But not in chick lit! Because these stories belong to the chick. Everyone else in the cast of characters exists only to glorify and valorize the chick. Here, everyone who isn't Emily has the moral compass of a beanbag. Sam, the supposed love of her life, is so sensitive that, hearing about her mother's cancer, he says, "Cancer? Oh, Emily, I'm so sorry. How is she coping?" And a page and a half later: "We're almost finished with this project. Let's go skiing. Maybe Vermont or Lake Placid?" Her father, after he's hired Emily to work at his firm, suggests, regarding her mother's cancer: "Have you considered turning this hiatus into something really special? . . . You could stay in some wonderful old hotels. The lake region of Italy is fabulous." Marjorie totally brushes off the cancer thing (and another very tough event). Even her mother, as soon as she recovers from her surgery, thoughtlessly sends her daughter packing. Emily is used, abandoned, manipulated, misunderstood and, above all, never recognized.
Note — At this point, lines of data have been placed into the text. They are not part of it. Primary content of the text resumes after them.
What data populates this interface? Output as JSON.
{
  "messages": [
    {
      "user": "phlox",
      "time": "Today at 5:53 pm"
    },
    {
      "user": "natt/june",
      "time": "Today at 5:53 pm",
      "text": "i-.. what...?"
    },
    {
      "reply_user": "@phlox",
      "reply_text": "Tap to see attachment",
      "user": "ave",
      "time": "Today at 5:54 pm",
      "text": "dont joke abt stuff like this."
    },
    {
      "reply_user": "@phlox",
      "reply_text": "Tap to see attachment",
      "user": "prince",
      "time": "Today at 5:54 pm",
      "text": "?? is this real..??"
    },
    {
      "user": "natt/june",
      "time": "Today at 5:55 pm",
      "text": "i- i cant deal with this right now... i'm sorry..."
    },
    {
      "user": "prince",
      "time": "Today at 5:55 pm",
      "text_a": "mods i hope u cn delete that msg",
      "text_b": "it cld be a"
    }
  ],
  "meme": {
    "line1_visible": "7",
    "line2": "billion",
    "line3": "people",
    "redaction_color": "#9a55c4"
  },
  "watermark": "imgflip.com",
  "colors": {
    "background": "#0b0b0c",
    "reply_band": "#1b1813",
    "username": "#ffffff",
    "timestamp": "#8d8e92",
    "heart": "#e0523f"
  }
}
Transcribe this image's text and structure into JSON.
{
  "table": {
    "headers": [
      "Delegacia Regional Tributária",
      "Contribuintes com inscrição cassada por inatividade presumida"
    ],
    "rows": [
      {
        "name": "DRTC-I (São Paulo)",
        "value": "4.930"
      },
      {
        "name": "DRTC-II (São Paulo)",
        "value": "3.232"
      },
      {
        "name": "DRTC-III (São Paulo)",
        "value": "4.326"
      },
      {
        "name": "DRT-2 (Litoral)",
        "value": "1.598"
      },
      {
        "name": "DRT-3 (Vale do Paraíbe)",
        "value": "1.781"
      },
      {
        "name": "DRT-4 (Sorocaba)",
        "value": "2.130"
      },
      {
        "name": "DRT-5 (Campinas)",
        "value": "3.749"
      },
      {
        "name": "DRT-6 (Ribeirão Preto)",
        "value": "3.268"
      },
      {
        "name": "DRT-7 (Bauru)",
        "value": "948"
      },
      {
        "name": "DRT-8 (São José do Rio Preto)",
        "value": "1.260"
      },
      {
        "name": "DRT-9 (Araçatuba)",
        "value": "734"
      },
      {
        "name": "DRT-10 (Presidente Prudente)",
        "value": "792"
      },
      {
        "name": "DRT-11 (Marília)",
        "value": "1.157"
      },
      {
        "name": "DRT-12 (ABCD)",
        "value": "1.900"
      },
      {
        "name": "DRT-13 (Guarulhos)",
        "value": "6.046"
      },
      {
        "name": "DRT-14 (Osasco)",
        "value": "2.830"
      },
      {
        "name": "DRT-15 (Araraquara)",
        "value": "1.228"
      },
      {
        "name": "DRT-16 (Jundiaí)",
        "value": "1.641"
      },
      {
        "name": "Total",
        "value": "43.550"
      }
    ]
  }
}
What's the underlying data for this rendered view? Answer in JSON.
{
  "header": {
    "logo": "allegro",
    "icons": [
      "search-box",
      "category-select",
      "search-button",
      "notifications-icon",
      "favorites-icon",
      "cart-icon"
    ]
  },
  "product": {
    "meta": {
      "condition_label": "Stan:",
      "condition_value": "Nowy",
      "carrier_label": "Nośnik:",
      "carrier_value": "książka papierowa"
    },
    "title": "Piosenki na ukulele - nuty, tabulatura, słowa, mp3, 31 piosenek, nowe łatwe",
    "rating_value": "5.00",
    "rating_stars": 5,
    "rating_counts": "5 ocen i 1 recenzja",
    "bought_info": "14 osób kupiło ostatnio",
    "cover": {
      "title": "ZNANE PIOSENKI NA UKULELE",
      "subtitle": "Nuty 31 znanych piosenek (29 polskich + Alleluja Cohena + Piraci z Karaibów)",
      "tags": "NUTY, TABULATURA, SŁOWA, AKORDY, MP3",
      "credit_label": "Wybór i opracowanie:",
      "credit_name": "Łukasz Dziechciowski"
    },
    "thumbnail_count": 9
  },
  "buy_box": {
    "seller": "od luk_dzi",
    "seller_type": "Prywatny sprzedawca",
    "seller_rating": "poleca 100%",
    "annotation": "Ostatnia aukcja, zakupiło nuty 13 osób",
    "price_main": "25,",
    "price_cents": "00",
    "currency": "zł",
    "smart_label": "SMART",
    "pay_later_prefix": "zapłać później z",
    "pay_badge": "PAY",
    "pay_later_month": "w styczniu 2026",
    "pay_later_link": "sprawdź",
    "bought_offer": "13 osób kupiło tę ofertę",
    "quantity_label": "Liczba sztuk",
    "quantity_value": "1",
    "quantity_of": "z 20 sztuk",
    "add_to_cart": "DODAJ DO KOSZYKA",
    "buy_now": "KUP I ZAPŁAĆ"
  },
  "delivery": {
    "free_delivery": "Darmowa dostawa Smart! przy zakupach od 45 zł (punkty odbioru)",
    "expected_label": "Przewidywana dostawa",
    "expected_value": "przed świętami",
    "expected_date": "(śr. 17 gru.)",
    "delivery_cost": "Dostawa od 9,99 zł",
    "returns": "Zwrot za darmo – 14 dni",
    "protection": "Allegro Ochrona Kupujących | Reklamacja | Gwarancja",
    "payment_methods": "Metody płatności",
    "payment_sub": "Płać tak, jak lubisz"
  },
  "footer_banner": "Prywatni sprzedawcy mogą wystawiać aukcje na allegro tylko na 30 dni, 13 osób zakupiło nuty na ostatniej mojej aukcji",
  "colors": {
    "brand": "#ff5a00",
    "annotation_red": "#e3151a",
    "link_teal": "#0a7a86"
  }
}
She says it all on the first page here: "I am Emily. Emily Rhode. When I was in second grade, I experimented with changing my identity by misspelling my last name. . . . Almost no one ever noticed the way my name was spelled." Being a chick means you have a shelf life from about 13 to 30. Then it's anonymity forever.
"Ask Again Later" is about a first-rate person (at least in her own eyes) learning to live in a world that, no matter what she does, accords her no importance, no value, but at least she gets her say.
So-called "Lad Lit" never got off the ground because, to paraphrase the musical group, males go from boys to men. They write coming-of-age-books, tales of how they got to be so wonderful. Chick lit seems light but takes a more jaundiced view, where the girl-in-question is surrounded by a set of second or third choices, but at least the girl is the star, and only girl friends are granted emotional parity. (That's probably why there isn't one here.) These books are greedily bought and ravenously read by "chicks," who, contrary to the thinking of condescending, derisive bigwigs at various publishing houses (the ones who coined the term "chick lit" in the first place), are actual human beings who live their lives as authentically as anybody else: who can think, read and write, and muster up enough money to purchase books that reflect existence as they see it.